REV. JESSE JACKSON: Twofold, it seems. Number one, the idea of a humanitarian mission there was well founded and probably could have been negotiated to a conclusion, because, after all, the forces—the rebels in Libya did not come to Gaddafi as the peaceful demonstrators did in Egypt. They came firing. He was firing. So it was a kind of civil war, which we maybe could have negotiated to some conclusion. And we chose to go from humanitarian relief to a full-scale war, and now we’ve paid over a billion dollars for that war, and we’ll pay billions more to reconstruct what we’ve torn up. And while the chaos abounds and destabilization abounds, now, of course, the same contractors who are rebuilding and getting the oil out of Iraq will be going next to Libya, which makes it kind of cynical. I hope that, early on, that this madness can be stopped and that we can, A, find a coherent foreign policy. And I find that right now, from Egypt to Libya to Yemen to Syria to Libya, our foreign policy is not very coherent.
AMY GOODMAN: I wanted to end with Vincent Harding. I’m looking at a piece by—from the Black Agenda Report by Jared Ball, who said, referring to corporate sponsors, "Of course, there are others like JP Morgan, Murdoch’s Direct TV, Exxon, Target [and] Wal Mart—other bastions of workers’ rights and liberty. All have come together to ensure that King be forever separated from [himself, from] his anti-capitalist, anti-imperialist and anti-patient work for a genuine revolution." Can you comment on that, Vince Harding?
DR. VINCENT HARDING: Oh, I would like to comment on it, my dear, especially to remind us that this country, this democracy that we’re trying to create, was sponsored by slaveholders, slave owners and slave traders. But that does not mean that that was the end of the story. As our great African-American teacher, who was one of our major Supreme Court justices, reminded us, that though the country began in that way, we could go on to create something new. I’m not worried right now about who paid for the memorial. What I want to do, and what I want to know, is how the memorial and the spirit of King can be remade, can be taken over into our hands and carried on to the point where we can get past the concerns that King had for racism, for materialism, for militarism. Those were his three major concerns as his life ended. If we can take that on at this point in history, then whoever paid for the monument does not matter. We are the ones who will have to create the meaning of King for the future of this country.

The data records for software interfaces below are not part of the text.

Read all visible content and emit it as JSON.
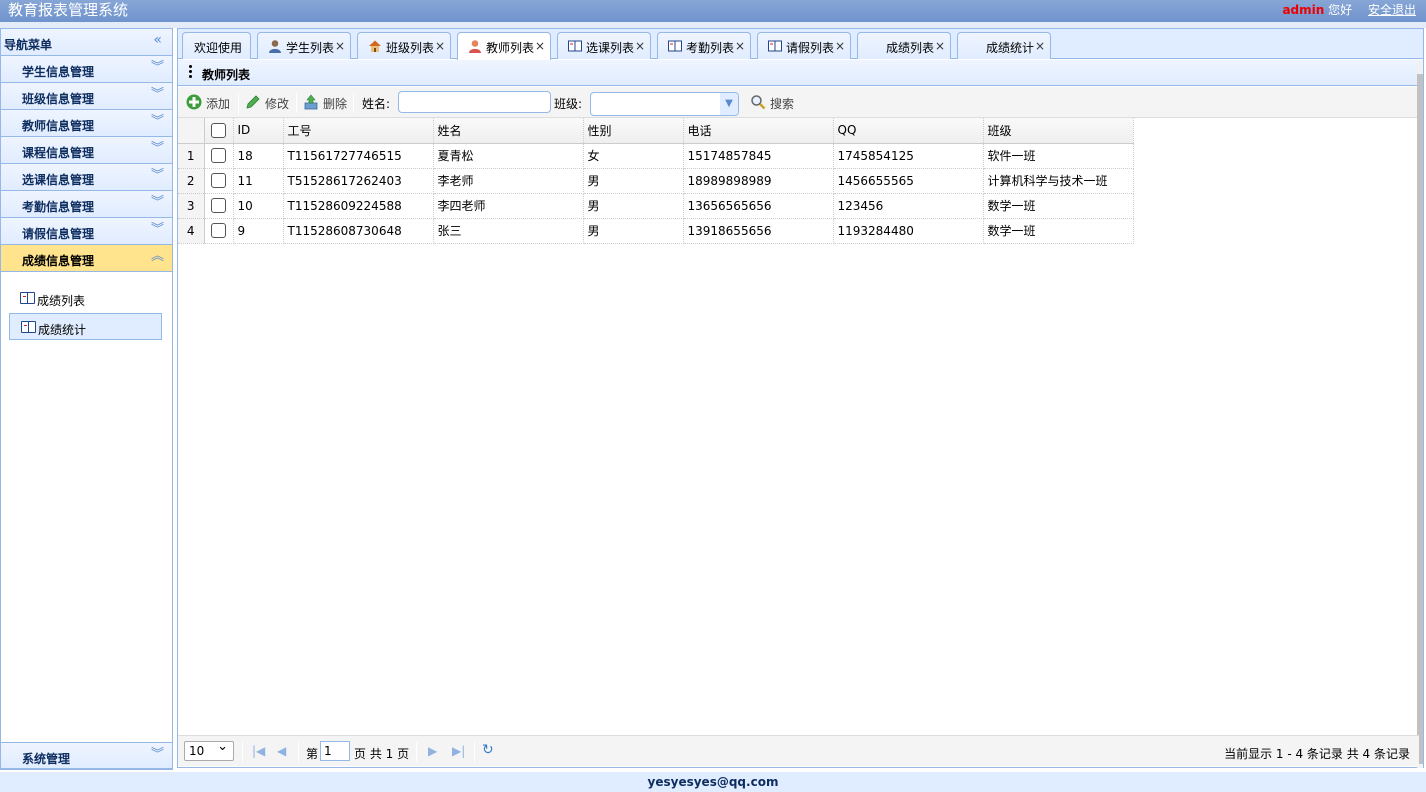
{
  "header": {
    "title": "教育报表管理系统",
    "user": "admin",
    "greeting": "您好",
    "logout": "安全退出"
  },
  "nav": {
    "title": "导航菜单",
    "collapse_icon": "double-chevron-left",
    "menus": [
      "学生信息管理",
      "班级信息管理",
      "教师信息管理",
      "课程信息管理",
      "选课信息管理",
      "考勤信息管理",
      "请假信息管理",
      "成绩信息管理"
    ],
    "active_menu": "成绩信息管理",
    "sub_items": [
      "成绩列表",
      "成绩统计"
    ],
    "selected_sub_item": "成绩统计",
    "bottom_menu": "系统管理"
  },
  "tabs": [
    {
      "label": "欢迎使用",
      "closable": false,
      "icon": ""
    },
    {
      "label": "学生列表",
      "closable": true,
      "icon": "user-icon"
    },
    {
      "label": "班级列表",
      "closable": true,
      "icon": "house-icon"
    },
    {
      "label": "教师列表",
      "closable": true,
      "icon": "teacher-icon"
    },
    {
      "label": "选课列表",
      "closable": true,
      "icon": "book-icon"
    },
    {
      "label": "考勤列表",
      "closable": true,
      "icon": "book-icon"
    },
    {
      "label": "请假列表",
      "closable": true,
      "icon": "book-icon"
    },
    {
      "label": "成绩列表",
      "closable": true,
      "icon": ""
    },
    {
      "label": "成绩统计",
      "closable": true,
      "icon": ""
    }
  ],
  "active_tab": "教师列表",
  "panel": {
    "title": "教师列表"
  },
  "toolbar": {
    "add": "添加",
    "edit": "修改",
    "delete": "删除",
    "name_label": "姓名:",
    "name_value": "",
    "class_label": "班级:",
    "class_value": "",
    "search": "搜索"
  },
  "table": {
    "columns": [
      "ID",
      "工号",
      "姓名",
      "性别",
      "电话",
      "QQ",
      "班级"
    ],
    "rows": [
      {
        "n": "1",
        "id": "18",
        "no": "T11561727746515",
        "name": "夏青松",
        "sex": "女",
        "phone": "15174857845",
        "qq": "1745854125",
        "cls": "软件一班"
      },
      {
        "n": "2",
        "id": "11",
        "no": "T51528617262403",
        "name": "李老师",
        "sex": "男",
        "phone": "18989898989",
        "qq": "1456655565",
        "cls": "计算机科学与技术一班"
      },
      {
        "n": "3",
        "id": "10",
        "no": "T11528609224588",
        "name": "李四老师",
        "sex": "男",
        "phone": "13656565656",
        "qq": "123456",
        "cls": "数学一班"
      },
      {
        "n": "4",
        "id": "9",
        "no": "T11528608730648",
        "name": "张三",
        "sex": "男",
        "phone": "13918655656",
        "qq": "1193284480",
        "cls": "数学一班"
      }
    ]
  },
  "pager": {
    "page_size": "10",
    "page_prefix": "第",
    "page_number": "1",
    "page_suffix": "页 共 1 页",
    "info": "当前显示 1 - 4 条记录 共 4 条记录"
  },
  "footer": {
    "text": "yesyesyes@qq.com"
  }
}
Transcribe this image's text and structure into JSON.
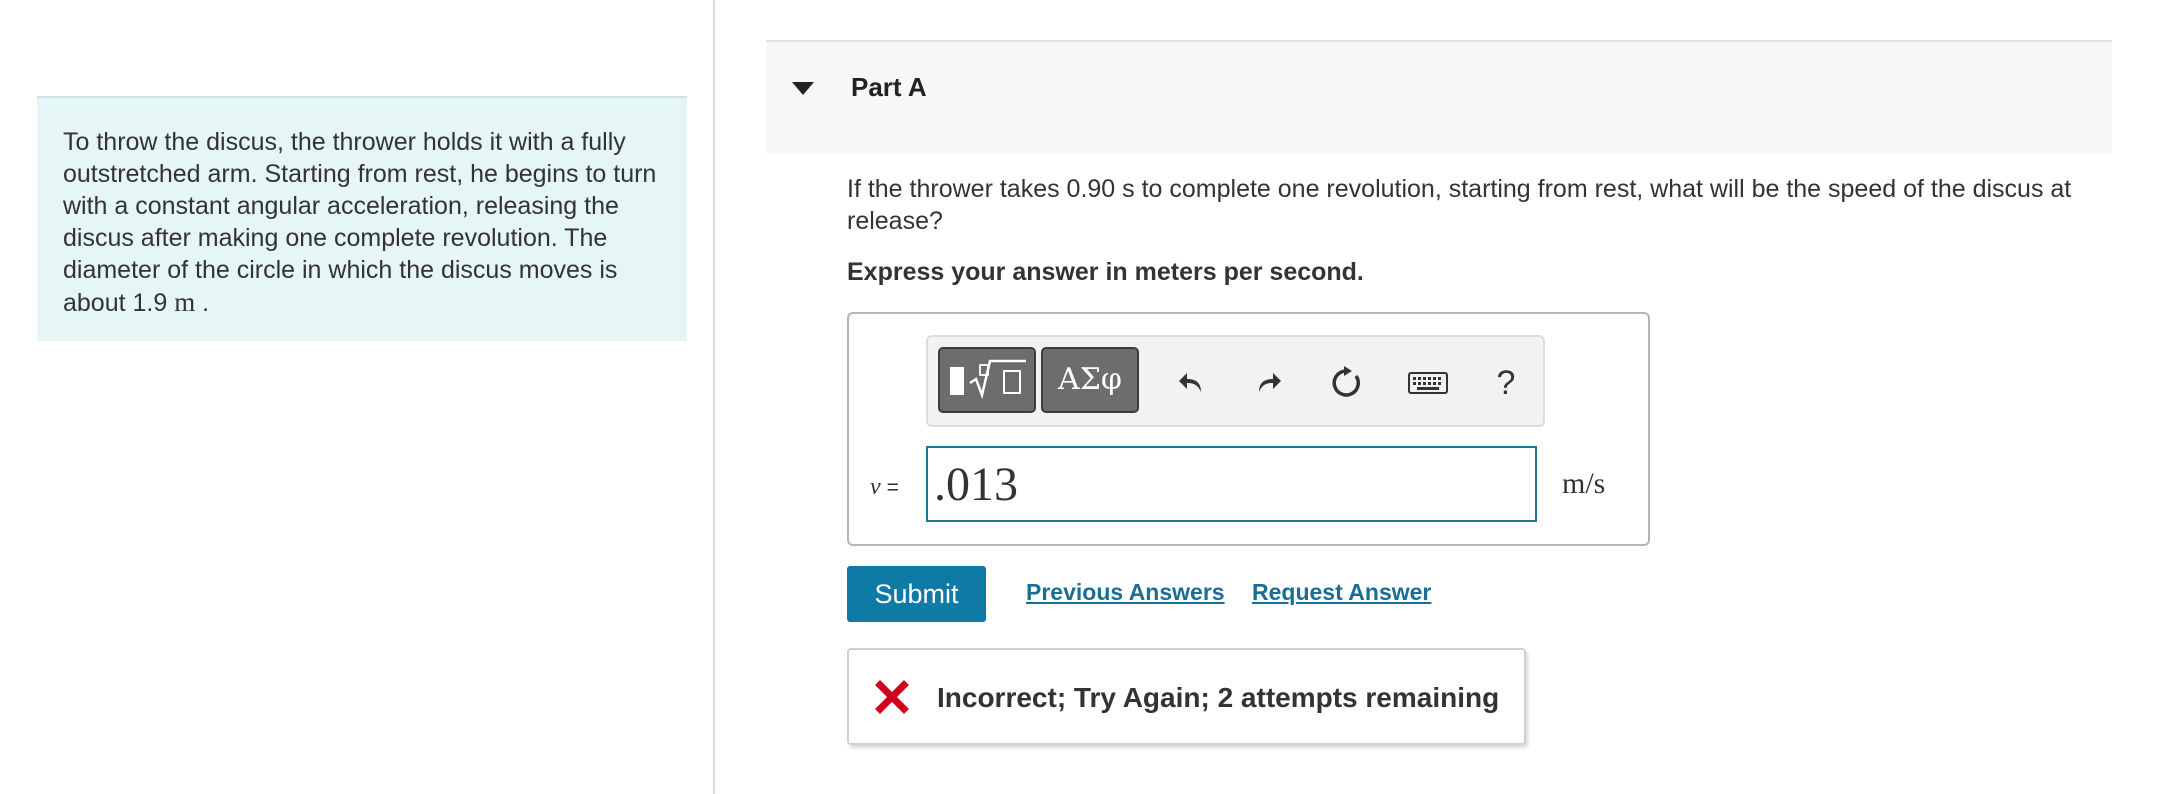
{
  "problem": {
    "text": "To throw the discus, the thrower holds it with a fully outstretched arm. Starting from rest, he begins to turn with a constant angular acceleration, releasing the discus after making one complete revolution. The diameter of the circle in which the discus moves is about 1.9 ",
    "unit": "m",
    "end": " ."
  },
  "part": {
    "title": "Part A",
    "question": "If the thrower takes 0.90  s to complete one revolution, starting from rest, what will be the speed of the discus at release?",
    "instruction": "Express your answer in meters per second."
  },
  "toolbar": {
    "templates_icon": "templates-sqrt-icon",
    "greek_label": "ΑΣφ",
    "undo_icon": "undo-icon",
    "redo_icon": "redo-icon",
    "reset_icon": "reset-icon",
    "keyboard_icon": "keyboard-icon",
    "help_label": "?"
  },
  "answer": {
    "variable": "v",
    "equals": "=",
    "value": ".013",
    "unit": "m/s"
  },
  "actions": {
    "submit_label": "Submit",
    "previous_answers_label": "Previous Answers",
    "request_answer_label": "Request Answer"
  },
  "feedback": {
    "icon": "x-mark-icon",
    "text": "Incorrect; Try Again; 2 attempts remaining"
  },
  "colors": {
    "accent": "#0e7aa5",
    "link": "#1a6e96",
    "error": "#d0021b",
    "intro_bg": "#e6f5f6"
  }
}
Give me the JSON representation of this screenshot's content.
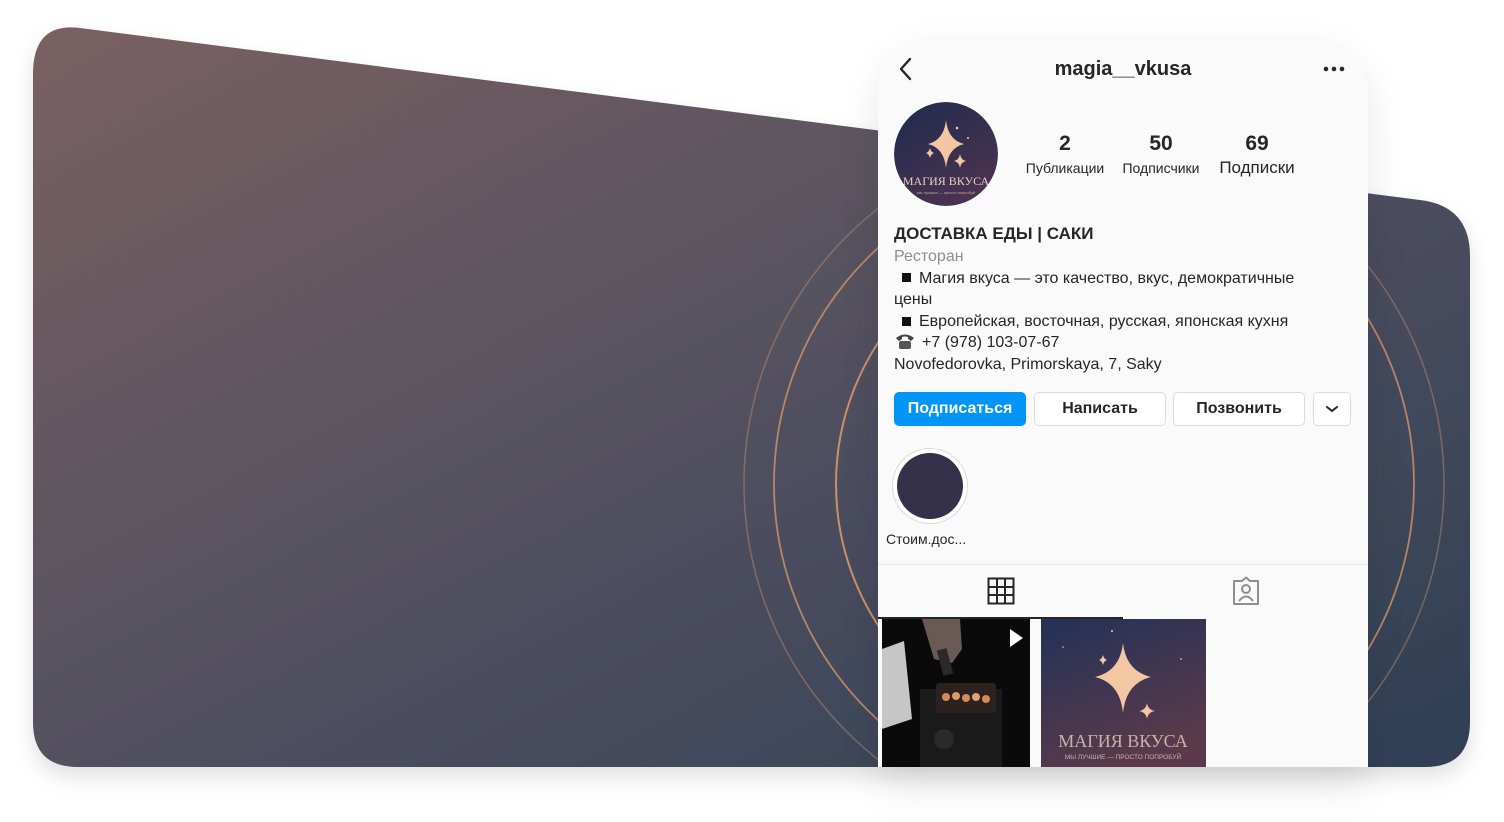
{
  "profile": {
    "username": "magia__vkusa",
    "avatar_text": "МАГИЯ ВКУСА",
    "avatar_tagline": "мы лучшие — просто попробуй"
  },
  "stats": [
    {
      "value": "2",
      "label": "Публикации"
    },
    {
      "value": "50",
      "label": "Подписчики"
    },
    {
      "value": "69",
      "label": "Подписки"
    }
  ],
  "bio": {
    "name": "ДОСТАВКА ЕДЫ | САКИ",
    "category": "Ресторан",
    "line1": "Магия вкуса — это качество, вкус, демократичные",
    "line1_cont": "цены",
    "line2": "Европейская, восточная, русская, японская кухня",
    "phone": "+7 (978) 103-07-67",
    "address": "Novofedorovka, Primorskaya, 7, Saky"
  },
  "actions": {
    "follow": "Подписаться",
    "message": "Написать",
    "call": "Позвонить"
  },
  "highlights": [
    {
      "label": "Стоим.дос..."
    }
  ],
  "tabs": [
    {
      "name": "grid",
      "icon": "grid-icon",
      "active": true
    },
    {
      "name": "tagged",
      "icon": "tagged-user-icon",
      "active": false
    }
  ],
  "posts": [
    {
      "type": "video",
      "icon": "play-icon"
    },
    {
      "type": "image",
      "title": "МАГИЯ ВКУСА",
      "tagline": "МЫ ЛУЧШИЕ — ПРОСТО ПОПРОБУЙ"
    }
  ],
  "colors": {
    "primary_button": "#0095f6",
    "bg_gradient_start": "#7a6062",
    "bg_gradient_end": "#2f3f55",
    "ring": "#c9906a",
    "star": "#f3c7a4"
  }
}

AMY GOODMAN: We want to thank you both for being with us. Vincent Harding, chair of Veterans of Hope project, longtime friend of Dr. Martin Luther King, author of a few books, including Martin Luther King: The Inconvenient Hero. And Reverend Jesse Jackson, joining us from Washington, D.C. The unveiling, the formal unveiling of the statue will be postponed because of Hurricane Irene, expected to slam into Washington on Sunday. The dedication will be postponed, that President Obama was going to be at. But the March for Jobs and Justice is going to happen on Saturday, that will end at the King Memorial.